What are the indications for gallbladder surgery?
Gallbladder surgery is indicated for
- Gallstones causing symptoms (biliary colic) or complications (such as cholecystitis and pancreatitis)
- Gallbladder polyps larger than 10 mm
- Biliary dyskinesia
How is gallbladder surgery performed?
Gallbladder surgery is performed under general anaesthesia, either through laparoscopic or open technique.
Laparoscopic Gallbladder Surgery
Laparoscopic (keyhole) surgery is the standard modern technique for removal of the gallbladder. Usually 4 small incisions are made in the abdomen. A laparoscope is inserted through an incision near the belly button. Carbon dioxide gas is blown into the abdominal cavity. Other surgical instruments are then inserted. The gallbladder is dissected free from nearby organs. An x-ray (cholangiogram) is performed to see whether any gallstones have passed out of the gallbladder into the bile duct. Clips are then used to close off the cystic duct and cystic artery and the gallbladder is detached from the liver. The gallbladder is removed in a plastic bag from the incision near the belly button. All instruments are removed and the carbon dioxide gas is allowed to escape. The incisions are closed with dissolvable sutures. The procedure usually takes around 60 minutes.
Open Gallbladder Surgery
Open surgery involves removal of the gallbladder through a larger incision.
It may be necessary in some people due to
- Highly inflamed and scarred gallbladder
- Abnormal anatomy
- Extensive scar tissue (adhesions) due to previous surgery
- Other problems that obscure the view of the gallbladder
Open surgery is safe and effective. Conversion from laparoscopic to open surgery is not a complication of the procedure but rather done to protect the patient.
What are the risks of gallbladder surgery?
All surgery has risks despite the highest standard of practice. The following possible complications are listed to inform not to alarm. There may be other complications that are not listed.
- Bile leak
- Injury to nearby structures, such as the bile duct and small intestine
- Retained stones in the bile duct requiring further treatment
- Post cholecystectomy syndrome
What is the expected recovery after laparoscopic gallbladder surgery?
Hospital Stay. Most people go home the morning after surgery. It is recommended that you be accompanied home by a carer who will stay with you (or very close by) for the first 24 to 48 hours.
Wound Care. Your wounds are closed with dissolvable sutures and skin glue and covered with waterproof dressings. You can shower normally. Remove your dressings in 5 days - your wounds should be healed by then and you do not need further dressings.
Diet. There are no restrictions in your diet. However, some people can develop loose stools in the first few weeks after gallbladder removal. If you are experiencing loose stools, try to
- Avoid greasy or fried foods
- Add soluble fibre to your diet, such as bran, nuts, seeds, lentils and peas
- Eat smaller, more frequent meals

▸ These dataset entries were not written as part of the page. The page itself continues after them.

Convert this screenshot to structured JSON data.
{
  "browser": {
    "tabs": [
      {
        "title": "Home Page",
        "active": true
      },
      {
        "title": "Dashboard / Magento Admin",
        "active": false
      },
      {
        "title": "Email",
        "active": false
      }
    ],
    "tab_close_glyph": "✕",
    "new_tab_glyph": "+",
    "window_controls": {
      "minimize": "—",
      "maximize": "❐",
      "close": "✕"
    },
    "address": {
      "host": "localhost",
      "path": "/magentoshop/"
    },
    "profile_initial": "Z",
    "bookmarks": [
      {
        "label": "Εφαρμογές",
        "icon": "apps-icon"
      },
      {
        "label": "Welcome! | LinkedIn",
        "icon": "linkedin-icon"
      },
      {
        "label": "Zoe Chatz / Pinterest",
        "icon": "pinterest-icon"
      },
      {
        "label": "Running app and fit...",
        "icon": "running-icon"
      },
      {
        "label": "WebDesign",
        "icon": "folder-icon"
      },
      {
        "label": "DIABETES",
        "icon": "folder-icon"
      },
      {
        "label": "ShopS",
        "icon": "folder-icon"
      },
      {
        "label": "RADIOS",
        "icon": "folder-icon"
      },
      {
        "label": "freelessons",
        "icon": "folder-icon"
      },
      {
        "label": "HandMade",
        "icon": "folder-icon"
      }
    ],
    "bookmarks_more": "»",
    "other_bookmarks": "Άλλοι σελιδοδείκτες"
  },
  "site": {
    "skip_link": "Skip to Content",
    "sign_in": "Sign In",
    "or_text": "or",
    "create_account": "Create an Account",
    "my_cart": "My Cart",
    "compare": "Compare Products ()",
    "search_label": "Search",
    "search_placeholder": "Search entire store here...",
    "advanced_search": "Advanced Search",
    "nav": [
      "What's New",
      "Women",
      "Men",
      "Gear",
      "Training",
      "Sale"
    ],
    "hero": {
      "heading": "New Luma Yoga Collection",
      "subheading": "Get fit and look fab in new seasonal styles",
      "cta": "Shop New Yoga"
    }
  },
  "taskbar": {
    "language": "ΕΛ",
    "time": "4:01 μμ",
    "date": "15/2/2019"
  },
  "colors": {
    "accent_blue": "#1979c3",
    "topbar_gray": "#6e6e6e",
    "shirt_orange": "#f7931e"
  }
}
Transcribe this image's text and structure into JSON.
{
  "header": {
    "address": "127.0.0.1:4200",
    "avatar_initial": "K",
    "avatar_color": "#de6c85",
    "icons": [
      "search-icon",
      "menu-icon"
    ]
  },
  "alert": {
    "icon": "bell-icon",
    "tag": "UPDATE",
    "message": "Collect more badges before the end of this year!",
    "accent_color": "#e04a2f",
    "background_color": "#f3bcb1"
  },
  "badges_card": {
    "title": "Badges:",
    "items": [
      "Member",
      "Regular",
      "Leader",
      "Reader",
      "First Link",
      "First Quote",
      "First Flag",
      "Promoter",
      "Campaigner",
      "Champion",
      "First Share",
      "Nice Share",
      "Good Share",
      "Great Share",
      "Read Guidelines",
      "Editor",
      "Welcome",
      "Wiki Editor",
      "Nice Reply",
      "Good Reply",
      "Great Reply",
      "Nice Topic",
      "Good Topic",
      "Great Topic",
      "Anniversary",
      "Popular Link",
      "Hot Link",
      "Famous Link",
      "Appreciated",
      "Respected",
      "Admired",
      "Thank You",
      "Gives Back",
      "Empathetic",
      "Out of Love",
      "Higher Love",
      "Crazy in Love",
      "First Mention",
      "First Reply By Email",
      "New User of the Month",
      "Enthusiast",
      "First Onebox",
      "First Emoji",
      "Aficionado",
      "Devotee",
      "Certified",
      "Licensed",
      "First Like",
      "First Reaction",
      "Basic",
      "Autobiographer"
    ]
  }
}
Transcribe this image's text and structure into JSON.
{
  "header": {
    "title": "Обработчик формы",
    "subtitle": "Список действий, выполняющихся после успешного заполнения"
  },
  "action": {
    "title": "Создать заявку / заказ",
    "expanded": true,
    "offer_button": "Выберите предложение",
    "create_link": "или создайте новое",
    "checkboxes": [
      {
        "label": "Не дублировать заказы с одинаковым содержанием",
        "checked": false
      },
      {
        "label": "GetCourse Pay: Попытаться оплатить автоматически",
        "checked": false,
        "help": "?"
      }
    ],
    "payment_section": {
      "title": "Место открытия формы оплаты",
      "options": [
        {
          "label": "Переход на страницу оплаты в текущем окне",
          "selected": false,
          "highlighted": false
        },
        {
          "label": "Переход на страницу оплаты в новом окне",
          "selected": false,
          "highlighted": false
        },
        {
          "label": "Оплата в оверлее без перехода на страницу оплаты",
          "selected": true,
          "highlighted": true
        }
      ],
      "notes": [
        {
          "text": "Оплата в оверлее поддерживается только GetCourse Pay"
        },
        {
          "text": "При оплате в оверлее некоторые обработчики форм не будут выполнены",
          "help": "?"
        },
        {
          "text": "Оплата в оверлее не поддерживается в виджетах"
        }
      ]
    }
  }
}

- Limit foods that worsen diarrhoea such as caffeine, dairy and sweet foods
Driving. You should not drive for at least 24 hours after general anaesthesia. You can start driving as soon as you can safely control the vehicle, usually after 1 week.
Physical Activity. You are encouraged to do as much walking as is comfortable. Limit your activities to light duties (no lifting over 5 kg) for at least 3 to 4 weeks, or until you are comfortable. The common sense rule is “If it hurts, don’t do it!”.
Dr Mary Ling is highly experienced in both laparoscopic and open gallbladder surgery. She performs gallbladder surgery at Gosford Private Hospital, Brisbane Waters Private Hospital and Tuggerah Lakes Private Hospital on the Central Coast. Dr Ling participates in the No Gap scheme if you have private insurance.